- [INSTRUCTIONS FOR THE TASK]
Where does the word "with" show up in the records? Copy every line that has it.

(Website and app data records)
=== Begin Enclosure ===
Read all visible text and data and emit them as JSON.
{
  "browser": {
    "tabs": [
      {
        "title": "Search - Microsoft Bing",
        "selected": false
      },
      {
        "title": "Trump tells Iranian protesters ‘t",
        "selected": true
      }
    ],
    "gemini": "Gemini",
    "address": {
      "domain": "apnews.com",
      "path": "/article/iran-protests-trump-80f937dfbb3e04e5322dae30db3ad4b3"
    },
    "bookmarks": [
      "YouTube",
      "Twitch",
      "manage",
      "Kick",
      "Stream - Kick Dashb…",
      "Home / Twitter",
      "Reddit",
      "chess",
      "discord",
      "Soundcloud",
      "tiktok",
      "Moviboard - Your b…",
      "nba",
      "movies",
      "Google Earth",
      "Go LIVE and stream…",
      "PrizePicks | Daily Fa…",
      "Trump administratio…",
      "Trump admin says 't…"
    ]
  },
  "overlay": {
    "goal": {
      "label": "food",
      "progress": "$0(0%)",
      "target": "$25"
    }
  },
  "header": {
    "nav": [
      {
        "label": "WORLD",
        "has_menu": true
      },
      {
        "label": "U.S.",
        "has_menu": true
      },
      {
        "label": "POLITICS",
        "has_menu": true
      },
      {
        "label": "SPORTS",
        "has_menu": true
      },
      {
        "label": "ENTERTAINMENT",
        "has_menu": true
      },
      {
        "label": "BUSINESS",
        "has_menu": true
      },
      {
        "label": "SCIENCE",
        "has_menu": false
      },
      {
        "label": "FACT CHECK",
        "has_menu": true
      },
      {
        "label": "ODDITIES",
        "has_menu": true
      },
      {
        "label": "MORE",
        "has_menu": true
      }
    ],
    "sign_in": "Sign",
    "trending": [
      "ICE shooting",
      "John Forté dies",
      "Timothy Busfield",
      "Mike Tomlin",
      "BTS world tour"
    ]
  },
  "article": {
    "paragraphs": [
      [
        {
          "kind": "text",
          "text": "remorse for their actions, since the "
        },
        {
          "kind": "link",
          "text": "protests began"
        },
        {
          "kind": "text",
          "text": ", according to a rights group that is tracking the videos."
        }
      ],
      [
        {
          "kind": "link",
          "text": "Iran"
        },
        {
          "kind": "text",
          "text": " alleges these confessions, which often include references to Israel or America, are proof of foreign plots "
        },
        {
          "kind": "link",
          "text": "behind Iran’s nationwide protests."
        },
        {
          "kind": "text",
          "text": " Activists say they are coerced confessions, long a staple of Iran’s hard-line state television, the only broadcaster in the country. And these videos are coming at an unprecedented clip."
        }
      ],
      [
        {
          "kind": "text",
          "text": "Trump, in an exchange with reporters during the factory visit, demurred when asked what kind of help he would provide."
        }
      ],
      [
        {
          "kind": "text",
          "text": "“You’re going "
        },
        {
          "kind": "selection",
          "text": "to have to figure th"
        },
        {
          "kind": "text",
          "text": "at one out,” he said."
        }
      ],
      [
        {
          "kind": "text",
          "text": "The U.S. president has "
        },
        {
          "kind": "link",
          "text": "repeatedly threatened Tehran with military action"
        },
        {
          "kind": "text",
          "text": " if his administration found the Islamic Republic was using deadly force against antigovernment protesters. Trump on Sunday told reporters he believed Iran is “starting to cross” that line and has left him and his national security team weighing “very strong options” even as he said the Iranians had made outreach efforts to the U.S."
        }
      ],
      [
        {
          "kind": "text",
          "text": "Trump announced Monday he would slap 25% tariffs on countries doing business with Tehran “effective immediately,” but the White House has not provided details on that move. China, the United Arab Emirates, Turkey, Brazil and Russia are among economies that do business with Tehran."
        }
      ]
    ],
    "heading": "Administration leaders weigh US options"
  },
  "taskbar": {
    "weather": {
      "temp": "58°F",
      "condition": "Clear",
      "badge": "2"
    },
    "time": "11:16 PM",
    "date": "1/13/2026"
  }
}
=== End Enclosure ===
- [TASK SOLUTION]
          "text": "Trump, in an exchange with reporters during the factory visit, demurred when asked what kind of help he would provide."
          "text": "repeatedly threatened Tehran with military action"
          "text": "Trump announced Monday he would slap 25% tariffs on countries doing business with Tehran “effective immediately,” but the White House has not provided details on that move. China, the United Arab Emirates, Turkey, Brazil and Russia are among economies that do business with Tehran."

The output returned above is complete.